Australian game developers are struggling against poor pay, a lack of job security, and limited opportunities, according to survey data
compiled and released by Game Workers Unite Australia ahead of Melbourne International Games Week.
155 developers have completed the survey
so far, painting a dismal picture of income and working conditions.
INCOME, JOB SECURITY TOP CONCERNS
Asked to rank their major issues with the industry, an incredible 82% of game developers flagged income as their biggest concern, followed by job security at 77%.
FULL-TIME JOBS REMAIN RARE
Only 30% of game developers surveyed were able to secure full-time, permanent, salaried employment. The rest are a mix of full-time contractors, part-timers and struggling freelancers.
ONE IN THREE AUSTRALIAN GAME DEVS EARN LESS THAN MINIMUM WAGE
35% of game developers working full time hours in Australia are are earning less than $50,000 per year. A qualified game developer in Australia is entitled to an absolute legal minimum of $49,998 per year, normally more. For many people, this is clearly not happening.
GAME DEVELOPERS ARE LIVING IN FEAR
Only 20% of game developers surveyed said that they had no concerns about the stability of their work. A further 43% admitted to having long-term concerns, while the remaining 37% were immediately worried.
THE INDUSTRY PUSHES PEOPLE AWAY
A full 70% of game developers surveyed had only been in the industry for up to 5 years. Some developers managed to break the 5-year mark, but only a handful made it up to 10 or more.
It's absolutely clear that the game development industry has failed to look after its employees. The industry continues to survive on a myth of being a "dream job" that requires "passion and commitment", while offering many people less than minimum wage and burning them out after only a few short years.
The time has come for Australia's game developers to start pushing back. Whether you've managed to land direct employment, or whether you're contracting from month to month and trying to make ends meet, you need transparency and job security if you're going to make your life better. The only way to do that is to stand together and unionise.
Although we might often be told otherwise, the games industry is not unique. Games workers are facing the same problems that creative industries like TV and video production have faced in the past all across the world, and the solution is the same: working together and insisting on fair pay and fair standards.
GWU Australia will continue running the survey, and periodically release data as more people continued to respond.
We represent more than just developers
, and we encourage all game workers in Australia to take the survey – especially if they are a streamer/video creator
, a games journalist
, a pro player
, in PR/marketing
, and even if their work does not neatly fit any particular role
We are congregating and organising together on a secure Discord channel where we can talk about our issues.
If you’re a game worker in Australia and unionising is on your mind, join us! Fill out the application form

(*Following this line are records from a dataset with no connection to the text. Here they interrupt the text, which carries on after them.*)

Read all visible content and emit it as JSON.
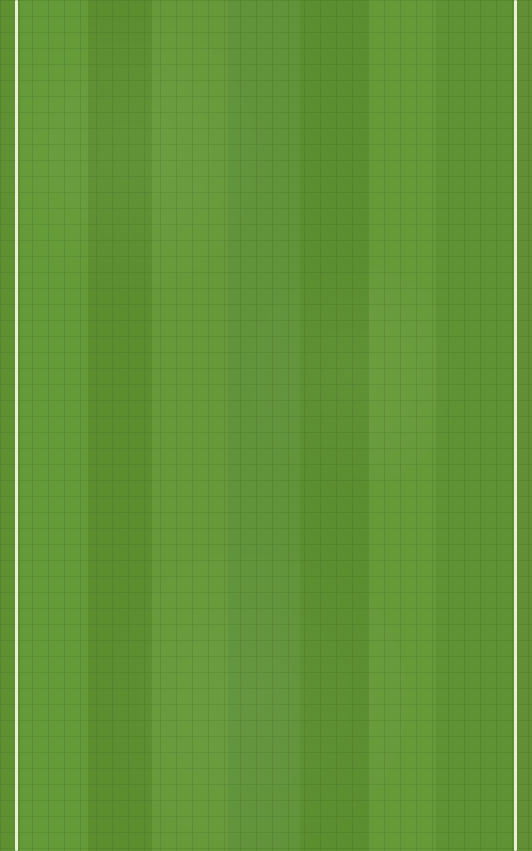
{
  "scene": {
    "name": "soccer-pitch-track",
    "colors": {
      "grass_light": "#669a39",
      "grass_dark": "#5b8e30",
      "grid": "#4f7d2a",
      "line": "#eef1d9"
    }
  }
}
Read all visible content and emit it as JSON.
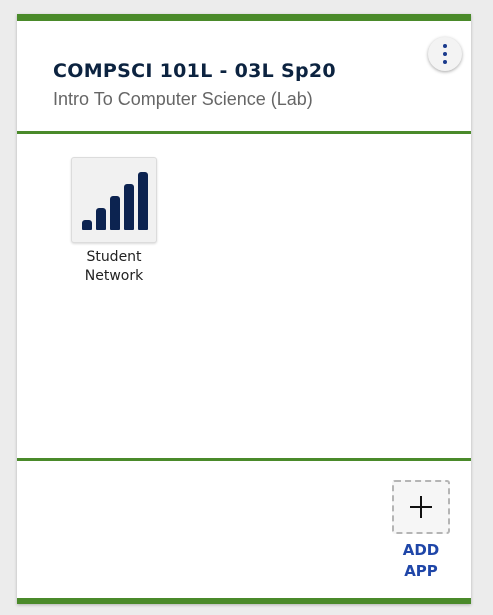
{
  "course": {
    "code": "COMPSCI 101L - 03L Sp20",
    "name": "Intro To Computer Science (Lab)"
  },
  "menu": {
    "icon": "vertical-dots-icon"
  },
  "apps": [
    {
      "label_line1": "Student",
      "label_line2": "Network",
      "icon": "signal-bars-icon"
    }
  ],
  "footer": {
    "add_label_line1": "ADD",
    "add_label_line2": "APP",
    "icon": "plus-icon"
  },
  "colors": {
    "accent_green": "#4a8a2a",
    "title_navy": "#0c2340",
    "link_blue": "#1f46a8",
    "icon_navy": "#0c2350"
  }
}
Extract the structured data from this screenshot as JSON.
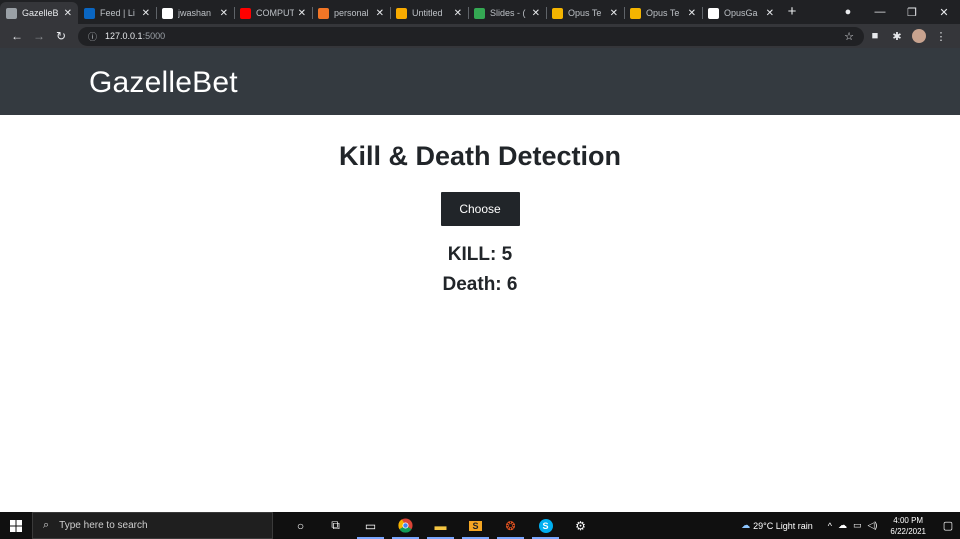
{
  "browser": {
    "tabs": [
      {
        "title": "GazelleB",
        "icon": "globe-icon",
        "color": "#9aa0a6",
        "active": true
      },
      {
        "title": "Feed | Li",
        "icon": "linkedin-icon",
        "color": "#0a66c2",
        "active": false
      },
      {
        "title": "jwashan",
        "icon": "github-icon",
        "color": "#ffffff",
        "active": false
      },
      {
        "title": "COMPUT",
        "icon": "youtube-icon",
        "color": "#ff0000",
        "active": false
      },
      {
        "title": "personal",
        "icon": "jupyter-icon",
        "color": "#f37626",
        "active": false
      },
      {
        "title": "Untitled",
        "icon": "colab-icon",
        "color": "#f9ab00",
        "active": false
      },
      {
        "title": "Slides - (",
        "icon": "drive-icon",
        "color": "#34a853",
        "active": false
      },
      {
        "title": "Opus Te",
        "icon": "slides-icon",
        "color": "#f4b400",
        "active": false
      },
      {
        "title": "Opus Te",
        "icon": "slides-icon",
        "color": "#f4b400",
        "active": false
      },
      {
        "title": "OpusGa",
        "icon": "github-icon",
        "color": "#ffffff",
        "active": false
      }
    ],
    "url_host": "127.0.0.1",
    "url_port": ":5000"
  },
  "app": {
    "brand": "GazelleBet",
    "title": "Kill & Death Detection",
    "choose_label": "Choose",
    "kill_text": "KILL: 5",
    "death_text": "Death: 6"
  },
  "taskbar": {
    "search_placeholder": "Type here to search",
    "weather": "29°C  Light rain",
    "time": "4:00 PM",
    "date": "6/22/2021"
  }
}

and you will be emailed an invitation link once it’s been reviewed.
Applications are manually approved by our team to ensure security and prevent harassment.
Game Workers Australia is looking to build a union for game developers in Australia and work in tandem with all branches of Game Workers Unite to bring about effective change in the industry.
We seek reform in wages, diminishing crunch, creating transparency in contracts, workplace safety, and bringing about laws to ensure game workers of all kinds recieve their legal workplace benefits.
We are run exclusively by workers (non-employers), but we actively encourage employers, academics, and others to engage in the community and help support the organization's direct action efforts both materially and through their visibility.
We support students, streamers, pro players, public relations, marketing, ads, sales, designers, writers, programmers, artists, producers, QA, localisers, audio, community management, office support, journalists, and more. If you work in games, you are one of us.